Start of Block
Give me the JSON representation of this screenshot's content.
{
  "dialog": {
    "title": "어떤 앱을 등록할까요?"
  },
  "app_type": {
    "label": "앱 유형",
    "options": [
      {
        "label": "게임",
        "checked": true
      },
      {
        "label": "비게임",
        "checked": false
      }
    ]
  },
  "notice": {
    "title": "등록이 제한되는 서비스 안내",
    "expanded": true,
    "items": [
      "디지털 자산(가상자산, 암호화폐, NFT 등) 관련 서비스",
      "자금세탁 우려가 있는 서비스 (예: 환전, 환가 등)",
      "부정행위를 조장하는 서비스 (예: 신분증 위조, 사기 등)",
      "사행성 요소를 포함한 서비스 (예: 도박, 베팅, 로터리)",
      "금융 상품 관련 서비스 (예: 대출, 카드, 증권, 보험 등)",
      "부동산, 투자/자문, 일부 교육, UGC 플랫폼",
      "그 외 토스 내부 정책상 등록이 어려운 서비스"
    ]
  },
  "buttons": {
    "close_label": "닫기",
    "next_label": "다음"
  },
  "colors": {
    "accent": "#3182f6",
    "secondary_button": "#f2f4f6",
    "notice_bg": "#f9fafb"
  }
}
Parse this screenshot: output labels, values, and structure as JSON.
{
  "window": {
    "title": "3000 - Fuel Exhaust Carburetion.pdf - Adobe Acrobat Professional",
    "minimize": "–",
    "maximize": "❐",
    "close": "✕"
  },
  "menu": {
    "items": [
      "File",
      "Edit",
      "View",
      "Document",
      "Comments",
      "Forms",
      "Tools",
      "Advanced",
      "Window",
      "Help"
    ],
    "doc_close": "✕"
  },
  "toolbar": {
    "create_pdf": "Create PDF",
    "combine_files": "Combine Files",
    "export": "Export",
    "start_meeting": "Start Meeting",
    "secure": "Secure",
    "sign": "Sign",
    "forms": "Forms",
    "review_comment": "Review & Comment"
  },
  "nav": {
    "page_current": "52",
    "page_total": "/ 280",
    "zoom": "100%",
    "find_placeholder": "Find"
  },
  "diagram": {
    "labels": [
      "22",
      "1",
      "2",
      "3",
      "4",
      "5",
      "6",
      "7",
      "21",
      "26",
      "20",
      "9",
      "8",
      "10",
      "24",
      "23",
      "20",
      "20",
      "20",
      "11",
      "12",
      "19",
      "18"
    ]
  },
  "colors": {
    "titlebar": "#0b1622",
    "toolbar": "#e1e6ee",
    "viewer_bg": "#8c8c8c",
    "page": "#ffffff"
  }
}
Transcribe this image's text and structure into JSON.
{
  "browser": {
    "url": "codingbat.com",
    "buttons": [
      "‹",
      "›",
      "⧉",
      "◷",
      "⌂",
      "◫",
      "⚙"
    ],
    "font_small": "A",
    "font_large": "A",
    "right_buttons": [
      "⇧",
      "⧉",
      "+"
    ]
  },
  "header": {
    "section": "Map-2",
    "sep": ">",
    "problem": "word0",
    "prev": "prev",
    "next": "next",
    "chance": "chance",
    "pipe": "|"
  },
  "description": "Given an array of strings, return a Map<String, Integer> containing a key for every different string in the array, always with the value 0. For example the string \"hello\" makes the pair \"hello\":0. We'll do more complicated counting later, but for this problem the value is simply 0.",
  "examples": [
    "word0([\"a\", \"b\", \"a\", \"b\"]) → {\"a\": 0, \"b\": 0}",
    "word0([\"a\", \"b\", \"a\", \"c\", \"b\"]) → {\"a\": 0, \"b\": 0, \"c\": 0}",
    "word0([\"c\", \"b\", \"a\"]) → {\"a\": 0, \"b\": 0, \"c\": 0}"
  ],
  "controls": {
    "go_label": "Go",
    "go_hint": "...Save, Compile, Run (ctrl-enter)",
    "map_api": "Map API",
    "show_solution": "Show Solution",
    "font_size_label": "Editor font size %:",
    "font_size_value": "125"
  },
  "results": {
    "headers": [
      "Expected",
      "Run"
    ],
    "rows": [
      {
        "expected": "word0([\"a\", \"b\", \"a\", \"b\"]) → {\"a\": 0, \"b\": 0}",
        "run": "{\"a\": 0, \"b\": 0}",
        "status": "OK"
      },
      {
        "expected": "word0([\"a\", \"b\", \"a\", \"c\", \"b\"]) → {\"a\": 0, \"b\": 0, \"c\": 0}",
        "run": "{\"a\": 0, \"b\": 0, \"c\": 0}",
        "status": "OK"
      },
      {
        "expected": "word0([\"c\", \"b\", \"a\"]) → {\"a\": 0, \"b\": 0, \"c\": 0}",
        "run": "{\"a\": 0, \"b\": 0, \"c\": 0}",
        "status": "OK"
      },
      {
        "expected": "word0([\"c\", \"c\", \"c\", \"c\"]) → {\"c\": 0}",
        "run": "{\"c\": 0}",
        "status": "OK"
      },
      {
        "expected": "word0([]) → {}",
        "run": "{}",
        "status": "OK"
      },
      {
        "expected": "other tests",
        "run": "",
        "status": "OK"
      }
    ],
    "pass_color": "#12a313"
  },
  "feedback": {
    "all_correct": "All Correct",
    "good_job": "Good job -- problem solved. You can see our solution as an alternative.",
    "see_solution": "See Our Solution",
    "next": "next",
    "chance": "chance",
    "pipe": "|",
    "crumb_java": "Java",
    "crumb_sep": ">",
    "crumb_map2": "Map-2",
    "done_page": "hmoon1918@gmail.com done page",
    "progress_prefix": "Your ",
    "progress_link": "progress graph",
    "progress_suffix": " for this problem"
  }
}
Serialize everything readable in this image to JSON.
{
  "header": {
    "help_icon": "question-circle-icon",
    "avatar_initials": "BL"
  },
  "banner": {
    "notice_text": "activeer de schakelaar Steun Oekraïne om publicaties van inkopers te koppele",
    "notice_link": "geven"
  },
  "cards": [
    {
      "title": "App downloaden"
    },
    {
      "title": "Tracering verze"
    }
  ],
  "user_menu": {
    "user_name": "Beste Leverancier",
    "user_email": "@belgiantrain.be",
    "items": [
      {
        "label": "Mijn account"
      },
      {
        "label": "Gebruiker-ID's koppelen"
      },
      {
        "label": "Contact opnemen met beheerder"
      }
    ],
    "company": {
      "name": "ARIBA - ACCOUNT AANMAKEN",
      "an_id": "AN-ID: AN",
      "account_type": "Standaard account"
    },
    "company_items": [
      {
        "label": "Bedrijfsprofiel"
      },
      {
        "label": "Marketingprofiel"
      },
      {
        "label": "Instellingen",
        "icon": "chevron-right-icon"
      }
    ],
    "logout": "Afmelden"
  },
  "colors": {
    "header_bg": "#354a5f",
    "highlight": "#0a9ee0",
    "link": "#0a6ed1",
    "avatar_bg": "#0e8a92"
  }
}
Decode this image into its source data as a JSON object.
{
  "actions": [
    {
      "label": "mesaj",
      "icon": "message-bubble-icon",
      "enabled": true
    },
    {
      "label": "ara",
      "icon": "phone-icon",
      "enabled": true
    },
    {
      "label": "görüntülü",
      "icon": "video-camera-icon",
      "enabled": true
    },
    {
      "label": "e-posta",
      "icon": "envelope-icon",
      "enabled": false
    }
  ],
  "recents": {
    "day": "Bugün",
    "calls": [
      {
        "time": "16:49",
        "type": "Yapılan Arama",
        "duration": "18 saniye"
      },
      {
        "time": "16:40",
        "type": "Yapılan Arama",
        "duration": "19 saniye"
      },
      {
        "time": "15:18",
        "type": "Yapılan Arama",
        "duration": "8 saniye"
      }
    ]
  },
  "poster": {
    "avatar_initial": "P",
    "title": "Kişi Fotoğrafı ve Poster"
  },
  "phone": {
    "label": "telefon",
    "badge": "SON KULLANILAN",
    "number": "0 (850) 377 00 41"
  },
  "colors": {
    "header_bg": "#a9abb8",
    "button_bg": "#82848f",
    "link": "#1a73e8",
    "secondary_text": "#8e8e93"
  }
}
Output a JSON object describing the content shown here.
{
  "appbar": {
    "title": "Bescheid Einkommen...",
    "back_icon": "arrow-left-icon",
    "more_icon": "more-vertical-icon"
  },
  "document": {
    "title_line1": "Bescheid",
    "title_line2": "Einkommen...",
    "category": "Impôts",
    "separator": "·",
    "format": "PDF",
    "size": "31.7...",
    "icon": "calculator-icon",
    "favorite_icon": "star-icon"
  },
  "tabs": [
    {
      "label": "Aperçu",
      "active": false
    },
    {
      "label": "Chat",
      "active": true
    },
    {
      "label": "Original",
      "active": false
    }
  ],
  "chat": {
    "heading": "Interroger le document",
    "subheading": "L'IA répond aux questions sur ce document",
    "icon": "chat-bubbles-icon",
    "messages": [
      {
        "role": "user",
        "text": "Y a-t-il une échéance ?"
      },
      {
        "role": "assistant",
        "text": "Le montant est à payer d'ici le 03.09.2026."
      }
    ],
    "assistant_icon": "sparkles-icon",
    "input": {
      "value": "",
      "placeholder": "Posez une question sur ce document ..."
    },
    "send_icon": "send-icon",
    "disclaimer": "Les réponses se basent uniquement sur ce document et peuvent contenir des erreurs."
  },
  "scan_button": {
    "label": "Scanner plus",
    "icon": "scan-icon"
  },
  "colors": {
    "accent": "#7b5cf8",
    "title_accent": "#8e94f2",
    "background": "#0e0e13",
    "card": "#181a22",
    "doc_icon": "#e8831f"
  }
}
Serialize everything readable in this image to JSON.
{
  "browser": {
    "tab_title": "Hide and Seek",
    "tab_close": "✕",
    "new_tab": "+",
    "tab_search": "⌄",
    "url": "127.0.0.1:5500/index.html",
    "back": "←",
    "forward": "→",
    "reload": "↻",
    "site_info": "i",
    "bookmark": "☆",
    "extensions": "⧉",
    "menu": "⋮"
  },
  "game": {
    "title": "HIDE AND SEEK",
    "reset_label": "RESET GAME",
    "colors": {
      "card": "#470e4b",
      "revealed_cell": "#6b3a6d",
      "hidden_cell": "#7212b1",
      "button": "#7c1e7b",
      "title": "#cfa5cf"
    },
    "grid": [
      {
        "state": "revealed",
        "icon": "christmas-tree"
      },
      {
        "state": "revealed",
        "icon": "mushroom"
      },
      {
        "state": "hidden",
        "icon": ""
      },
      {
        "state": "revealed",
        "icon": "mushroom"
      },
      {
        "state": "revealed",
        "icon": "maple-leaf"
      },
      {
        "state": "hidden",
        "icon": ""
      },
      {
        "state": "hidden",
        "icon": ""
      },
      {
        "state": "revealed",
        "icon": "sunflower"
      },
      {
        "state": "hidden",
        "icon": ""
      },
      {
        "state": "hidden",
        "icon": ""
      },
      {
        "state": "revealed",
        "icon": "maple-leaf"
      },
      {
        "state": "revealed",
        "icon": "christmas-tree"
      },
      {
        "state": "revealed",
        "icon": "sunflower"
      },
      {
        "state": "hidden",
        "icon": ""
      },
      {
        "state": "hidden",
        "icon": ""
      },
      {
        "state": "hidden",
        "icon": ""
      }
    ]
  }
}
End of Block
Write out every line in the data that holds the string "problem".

■ **SOLUTION TO THE EXERCISE**:
    "problem": "word0",
  "description": "Given an array of strings, return a Map<String, Integer> containing a key for every different string in the array, always with the value 0. For example the string \"hello\" makes the pair \"hello\":0. We'll do more complicated counting later, but for this problem the value is simply 0.",
    "good_job": "Good job -- problem solved. You can see our solution as an alternative.",
    "progress_suffix": " for this problem"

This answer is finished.